Na seems to have found a decent patch of form recently, finishing runner-up at the John Deere Classic before posting a respectable 23rd place finish last week. This course is just made for the accuracy-based game that Na possesses. He has some history here, finishing 4th in 2017 and 10th in 2016. I think that he may find some magic out there this week. In his last few events he ranks 1st for SG: Around the Green. When you couple that with his strong iron play you should have a recipe for success.
Harold Varner III: To Win 70/1 | To Place 15/1
I’m opting for Harold Varner III in the longshot category. With a heavily truncated field, this event has become a hotbed for outsider winners: Jim Herman’s victory last season is a perfect example of this. Varner has some course form with a couple of top 10’s around Sedgefield. He was also 15th at the Barracuda Championship last time out, finishing 8th in GIR for the week. If he can line up that sort of iron play with some positive course juju, then who knows?
The Man to Beat: Hideki Matsuyama- To Win 14/1 | To Place 3/1
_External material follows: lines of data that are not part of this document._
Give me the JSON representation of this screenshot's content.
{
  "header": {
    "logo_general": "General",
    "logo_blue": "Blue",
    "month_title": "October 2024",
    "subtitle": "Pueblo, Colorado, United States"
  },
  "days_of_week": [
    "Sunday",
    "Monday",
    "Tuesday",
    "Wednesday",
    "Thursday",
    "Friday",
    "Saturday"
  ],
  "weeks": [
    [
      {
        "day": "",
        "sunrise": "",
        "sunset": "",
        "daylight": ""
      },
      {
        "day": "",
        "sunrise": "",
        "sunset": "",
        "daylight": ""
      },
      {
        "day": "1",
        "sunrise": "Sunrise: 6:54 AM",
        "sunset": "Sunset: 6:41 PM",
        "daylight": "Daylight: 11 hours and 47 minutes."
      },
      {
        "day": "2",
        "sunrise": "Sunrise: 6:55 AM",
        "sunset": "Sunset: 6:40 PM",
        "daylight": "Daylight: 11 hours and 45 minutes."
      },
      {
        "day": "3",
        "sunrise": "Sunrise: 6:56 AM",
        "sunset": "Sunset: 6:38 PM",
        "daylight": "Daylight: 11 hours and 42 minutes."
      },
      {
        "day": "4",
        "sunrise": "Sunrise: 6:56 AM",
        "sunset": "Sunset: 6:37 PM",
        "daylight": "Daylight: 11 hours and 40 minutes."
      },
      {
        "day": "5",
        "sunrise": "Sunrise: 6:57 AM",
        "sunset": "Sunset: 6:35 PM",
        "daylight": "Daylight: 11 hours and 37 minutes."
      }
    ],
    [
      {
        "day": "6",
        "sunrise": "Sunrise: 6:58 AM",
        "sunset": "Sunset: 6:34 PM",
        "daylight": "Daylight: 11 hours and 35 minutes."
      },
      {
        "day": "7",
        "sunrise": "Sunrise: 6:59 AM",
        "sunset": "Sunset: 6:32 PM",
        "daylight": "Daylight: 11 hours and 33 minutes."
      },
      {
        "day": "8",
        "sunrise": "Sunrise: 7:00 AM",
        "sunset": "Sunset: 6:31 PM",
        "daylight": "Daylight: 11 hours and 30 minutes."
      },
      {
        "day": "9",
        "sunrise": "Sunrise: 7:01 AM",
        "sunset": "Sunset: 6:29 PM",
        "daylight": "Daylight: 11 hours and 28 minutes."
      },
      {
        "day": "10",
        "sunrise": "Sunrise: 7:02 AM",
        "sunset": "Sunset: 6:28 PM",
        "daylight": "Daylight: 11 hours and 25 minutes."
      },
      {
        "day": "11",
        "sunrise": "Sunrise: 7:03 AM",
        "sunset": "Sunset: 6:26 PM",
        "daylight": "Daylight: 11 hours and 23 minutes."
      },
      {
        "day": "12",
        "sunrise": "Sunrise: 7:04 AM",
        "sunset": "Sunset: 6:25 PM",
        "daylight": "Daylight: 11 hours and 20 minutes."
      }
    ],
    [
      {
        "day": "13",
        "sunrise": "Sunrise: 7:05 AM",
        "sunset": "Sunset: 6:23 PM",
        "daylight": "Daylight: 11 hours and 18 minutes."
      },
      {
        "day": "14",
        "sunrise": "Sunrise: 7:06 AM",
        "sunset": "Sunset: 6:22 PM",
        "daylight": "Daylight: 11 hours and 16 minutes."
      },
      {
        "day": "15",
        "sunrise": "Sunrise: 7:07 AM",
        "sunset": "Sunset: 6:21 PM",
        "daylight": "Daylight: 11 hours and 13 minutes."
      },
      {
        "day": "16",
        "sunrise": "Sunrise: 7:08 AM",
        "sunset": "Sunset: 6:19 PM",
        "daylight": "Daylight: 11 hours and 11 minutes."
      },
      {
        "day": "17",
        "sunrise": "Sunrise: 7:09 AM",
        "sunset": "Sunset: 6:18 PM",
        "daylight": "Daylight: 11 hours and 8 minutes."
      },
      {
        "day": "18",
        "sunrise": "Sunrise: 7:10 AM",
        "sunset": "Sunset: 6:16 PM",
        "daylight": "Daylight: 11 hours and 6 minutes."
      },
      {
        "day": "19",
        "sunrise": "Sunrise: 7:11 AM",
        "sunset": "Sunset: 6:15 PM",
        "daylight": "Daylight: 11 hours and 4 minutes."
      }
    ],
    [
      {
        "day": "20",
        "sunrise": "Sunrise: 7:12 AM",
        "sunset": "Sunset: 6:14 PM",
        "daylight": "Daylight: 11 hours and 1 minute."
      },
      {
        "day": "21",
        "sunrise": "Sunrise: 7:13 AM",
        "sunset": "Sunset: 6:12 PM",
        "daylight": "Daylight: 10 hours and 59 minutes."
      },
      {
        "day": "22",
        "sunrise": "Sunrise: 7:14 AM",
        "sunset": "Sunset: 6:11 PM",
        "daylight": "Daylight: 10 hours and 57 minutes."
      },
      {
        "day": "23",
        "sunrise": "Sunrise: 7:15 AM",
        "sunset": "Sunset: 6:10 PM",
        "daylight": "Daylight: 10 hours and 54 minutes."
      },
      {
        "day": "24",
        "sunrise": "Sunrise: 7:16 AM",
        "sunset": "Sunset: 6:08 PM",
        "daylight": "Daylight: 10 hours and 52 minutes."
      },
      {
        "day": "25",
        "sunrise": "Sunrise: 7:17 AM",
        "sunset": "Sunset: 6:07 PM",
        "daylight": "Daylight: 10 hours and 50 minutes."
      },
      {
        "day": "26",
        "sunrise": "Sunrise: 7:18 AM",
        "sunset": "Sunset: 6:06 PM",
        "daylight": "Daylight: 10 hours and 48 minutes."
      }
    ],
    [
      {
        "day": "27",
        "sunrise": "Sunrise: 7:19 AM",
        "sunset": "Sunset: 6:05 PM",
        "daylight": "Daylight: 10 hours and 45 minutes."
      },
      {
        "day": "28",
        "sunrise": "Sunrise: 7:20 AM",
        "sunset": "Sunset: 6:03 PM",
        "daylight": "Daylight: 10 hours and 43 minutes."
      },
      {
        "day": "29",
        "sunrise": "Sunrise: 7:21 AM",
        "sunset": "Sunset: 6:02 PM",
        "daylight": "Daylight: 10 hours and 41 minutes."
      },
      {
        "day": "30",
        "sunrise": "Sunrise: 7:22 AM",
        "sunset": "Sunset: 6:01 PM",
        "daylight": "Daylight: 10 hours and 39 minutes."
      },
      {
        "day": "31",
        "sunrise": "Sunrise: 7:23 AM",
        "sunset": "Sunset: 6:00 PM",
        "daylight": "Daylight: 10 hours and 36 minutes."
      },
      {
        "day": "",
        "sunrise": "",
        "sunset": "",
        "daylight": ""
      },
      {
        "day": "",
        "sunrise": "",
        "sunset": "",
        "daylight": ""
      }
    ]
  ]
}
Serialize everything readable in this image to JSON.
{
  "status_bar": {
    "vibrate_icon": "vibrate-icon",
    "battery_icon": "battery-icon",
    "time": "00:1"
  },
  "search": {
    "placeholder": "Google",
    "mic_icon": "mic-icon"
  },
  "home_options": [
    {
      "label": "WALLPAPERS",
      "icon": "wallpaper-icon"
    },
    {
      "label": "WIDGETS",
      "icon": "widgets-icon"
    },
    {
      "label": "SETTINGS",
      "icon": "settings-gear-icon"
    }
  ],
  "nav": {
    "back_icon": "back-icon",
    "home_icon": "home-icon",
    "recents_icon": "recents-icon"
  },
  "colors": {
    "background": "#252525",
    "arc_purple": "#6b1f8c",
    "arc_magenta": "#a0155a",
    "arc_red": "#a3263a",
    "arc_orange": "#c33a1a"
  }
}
I’m going down the conventional route for my favourite this week (though not Simpson levels of conventional). Matsuyama just makes sense for this layout. He finished in a tie for 3rd here in 2016 and a tie for 11th in 2018. So, you have some course form. But I’m more impressed by his recent outings. The Masters Champ has looked revitalized since his Covid-enforced withdrawal from the Open Championship. He finished 4th at the Olympics and was T2 at last week’s WGC event. Crucially, he was 2nd in Strokes Gained Approach-The-Green last week (that’s always a vital stat around Sedgefield). Beyond that, he was 4th in Strokes Gained Putting in the final round. Ordinarily his bugaboo, those putting stats seem to suggest that he is in rare form at present.